CHAMPAIGN — If you walked into Cassie Palmer's Champaign apartment, you might be surprised to see in her living room a floor-to-ceiling pole.
She's not a dancer at a strip club.
The fifth-year Ph.D. candidate in educational psychology actually is a classically trained dancer who essentially brought pole fitness, one of the latest exercise crazes, to Champaign-Urbana and the University of Illinois campus.
She became hooked on pole, as practitioners call it for short, after she "accidentally" took a pole class in Chicago a few years ago. Now she tries to have at least one pole in her home.
"I always arrange my furniture around the pole. It's the most important thing," she said.
So what is pole fitness?
It's a form of dance gymnastics, using a steel dance pole, that requires strength, endurance and flexibility — with emphasis on the arms, shoulders, back and core, says the International Pole Dance Fitness Association.
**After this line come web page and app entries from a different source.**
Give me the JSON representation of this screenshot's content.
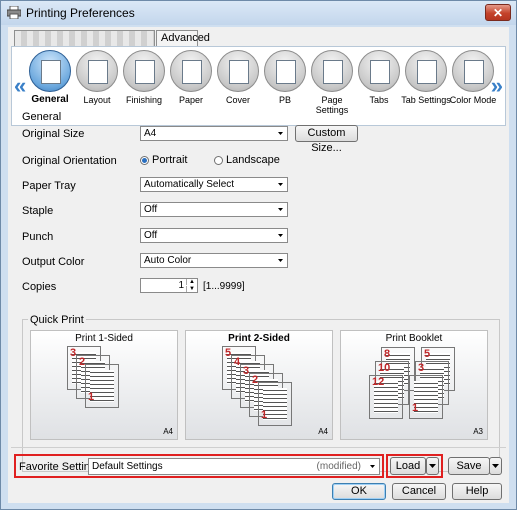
{
  "window": {
    "title": "Printing Preferences",
    "close_label": "✕"
  },
  "tabs": {
    "tab1_label": "",
    "advanced_label": "Advanced"
  },
  "ribbon": [
    {
      "label": "General",
      "icon": "general-icon"
    },
    {
      "label": "Layout",
      "icon": "layout-icon"
    },
    {
      "label": "Finishing",
      "icon": "finishing-icon"
    },
    {
      "label": "Paper",
      "icon": "paper-icon"
    },
    {
      "label": "Cover",
      "icon": "cover-icon"
    },
    {
      "label": "PB",
      "icon": "pb-icon"
    },
    {
      "label": "Page Settings",
      "icon": "page-settings-icon"
    },
    {
      "label": "Tabs",
      "icon": "tabs-icon"
    },
    {
      "label": "Tab Settings",
      "icon": "tab-settings-icon"
    },
    {
      "label": "Color Mode",
      "icon": "color-mode-icon"
    }
  ],
  "general": {
    "section_label": "General",
    "original_size_label": "Original Size",
    "original_size_value": "A4",
    "custom_size_button": "Custom Size...",
    "orientation_label": "Original Orientation",
    "portrait_label": "Portrait",
    "landscape_label": "Landscape",
    "paper_tray_label": "Paper Tray",
    "paper_tray_value": "Automatically Select",
    "staple_label": "Staple",
    "staple_value": "Off",
    "punch_label": "Punch",
    "punch_value": "Off",
    "output_color_label": "Output Color",
    "output_color_value": "Auto Color",
    "copies_label": "Copies",
    "copies_value": "1",
    "copies_range": "[1...9999]"
  },
  "quick_print": {
    "label": "Quick Print",
    "cards": [
      {
        "label": "Print 1-Sided",
        "size": "A4",
        "pages": [
          "3",
          "2",
          "1"
        ]
      },
      {
        "label": "Print 2-Sided",
        "size": "A4",
        "pages": [
          "5",
          "4",
          "3",
          "2",
          "1"
        ]
      },
      {
        "label": "Print Booklet",
        "size": "A3",
        "pages": [
          "8",
          "5",
          "10",
          "3",
          "12",
          "1"
        ]
      }
    ]
  },
  "favorite": {
    "label": "Favorite Setting",
    "value": "Default Settings",
    "modified": "(modified)",
    "load_button": "Load",
    "save_button": "Save"
  },
  "buttons": {
    "ok": "OK",
    "cancel": "Cancel",
    "help": "Help"
  }
}
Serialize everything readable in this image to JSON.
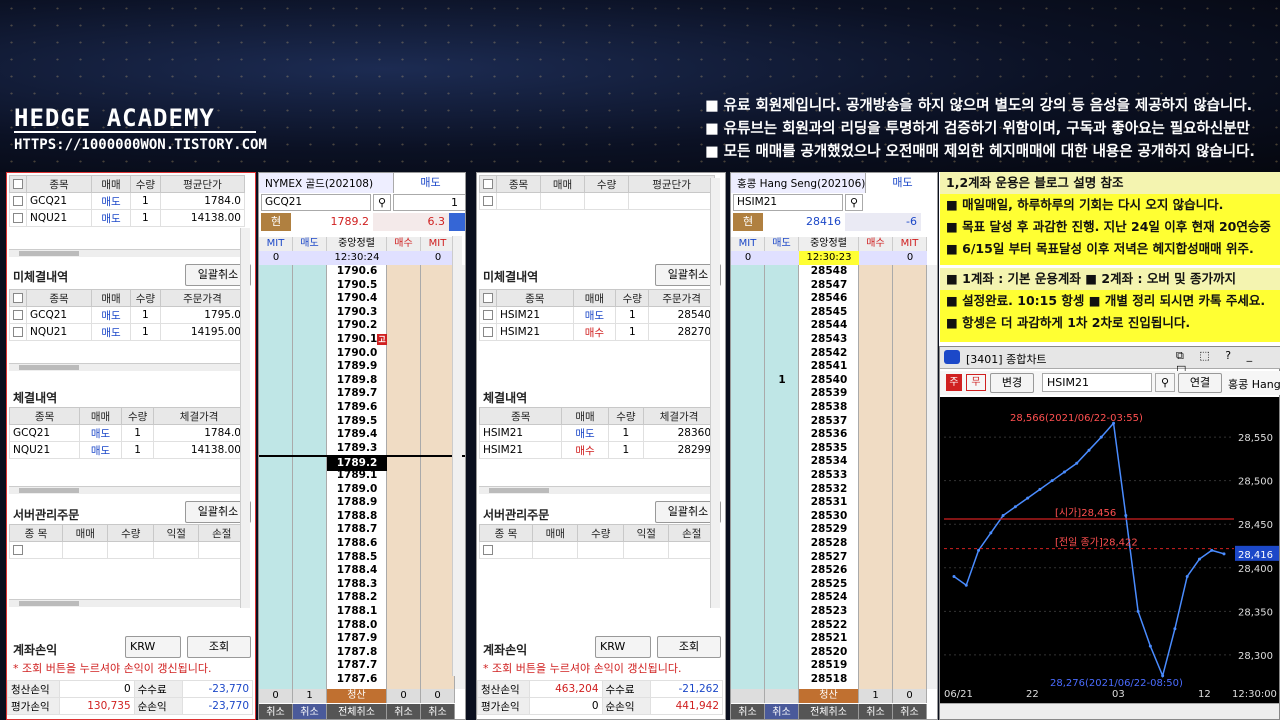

Skilled pole athletes like Palmer can perform spins, mounts and climbs — and acrobatic moves such as uprights, inverts and rotations.
Palmer teaches pole fitness at Pole51, her business at Venue 51, a campus facility owned by The Refinery, a Champaign fitness club. And she directs Illini Pole Fitness, a registered student organization.
One of her former students, Catharine Bedard, who's also a trained dancer, taught pole at Evolve, a fitness club downtown. (Bedard is no longer there, but the club continues to offer classes in the sport.)
Bedard said pole fitness requires an interesting set of skills: "Definitely a lot of stretching — kind of like yoga and Pilates — and dance and gymnastics."
She, Palmer and other pole athletes said the sport also helps them build self-confidence and express themselves.
UI senior psychology major Marissa Moxley, who studies with Palmer, said pole allowed her to reclaim her body after she left an abusive relationship.
"I didn't realize until after I started that my grandfather was into trapeze and aerial art," Moxley said. "My friends think it's cool. My girlfriend really supports it."
Donna Carnow, a UI freshman dance major, got into pole on an impulse; she discovered she really enjoys it.
"It takes you out of your comfort zone," she said. "There's a lot of artistry and athleticism involved, and I find that very satisfying."
Kahlilah Cooke, a UI junior kinesiology major, called pole meditative.
"I feel very at peace when I leave," she said.
April Porter, another of Palmer's students, said she achieves a sense of accomplishment after she masters a new move.
"It's different than going to a gym and running on a treadmill," Porter said during one of Palmer's classes at Pole51. "This is a really supportive atmosphere. It's not judgmental. You can be yourself."
As for that sticky subject of strippers and pole: Palmer's students took a field trip last summer to a strip club. They said they could tell which dancers hadn't studied pole fitness.
Those who don't, they said, grind and shake around the pole; their feet don't leave the ground.
In pole fitness the athletes sometimes lift themselves from the ground to perform aerial poses such as flag, J-split and lotus — those basically resemble what their names mean.
Bedard said people who study pole fitness tend to "adore" it. And they have different reasons for taking classes.
"I think there is a contingent that wants to learn how to dance in a sexy way, and then there are others who look at it strictly as a fitness regimen," she said. "I wouldn't tell either group of people what they feel is wrong or incorrect. Learning how to bring out that sexual side of yourself is very empowering and can make you feel confident."
The Guardian newspaper reported last week that pole-dance fitness is gaining momentum around the world — earlier this year, photographs of the Chinese national team rehearsing pole in the snow went viral.
Also, the International Pole Dance Fitness Association is pushing for pole to be included in the Olympics. Toward that goal, the association is improving its instructor accreditation system and promoting the sport through international competitions.
Recently, the third annual Pole World Cup in Rio de Janeiro attracted more than 150 competitors — men and women — from 36 countries.
Palmer said she plans to compete later this month in Chicago in a Pole Sport Organization-sanctioned event. You can see pole athletes in action closer to home, though. Palmer and some of her students will demonstrate the sport at a showcase Sunday at Pole51 at Venue 51.
Even with competitions and a push for inclusion in the Olympics, pole fitness continues to have an image problem.
The Guardian recently reported the Swansea University Students' Union banned its student pole society last year, saying pole upholds "raunch culture and the objectification of women and girls."
Palmer addressed that issue by posting recently on Facebook a video (vimeo.com/79401610), with the comment:
"Watch this and tell me that pole dancing is raunchy. Go on. Do it. Seriously people. Enough with the pole dancing shame."
If you go
What:Illini Pole Fitness presents two shows as part of its second semi-annual showcase, with emcee Matt Fear of Carnivale Debauche.
When: 6 p.m. and 8 p.m. Sunday.
Where: Venue 51, 51 E. Green St., C.
Admission: $5 for one show; $8 for both. Payment accepted at the door only.
Online: facebook.com/ EventsAtRefineryOnGreen.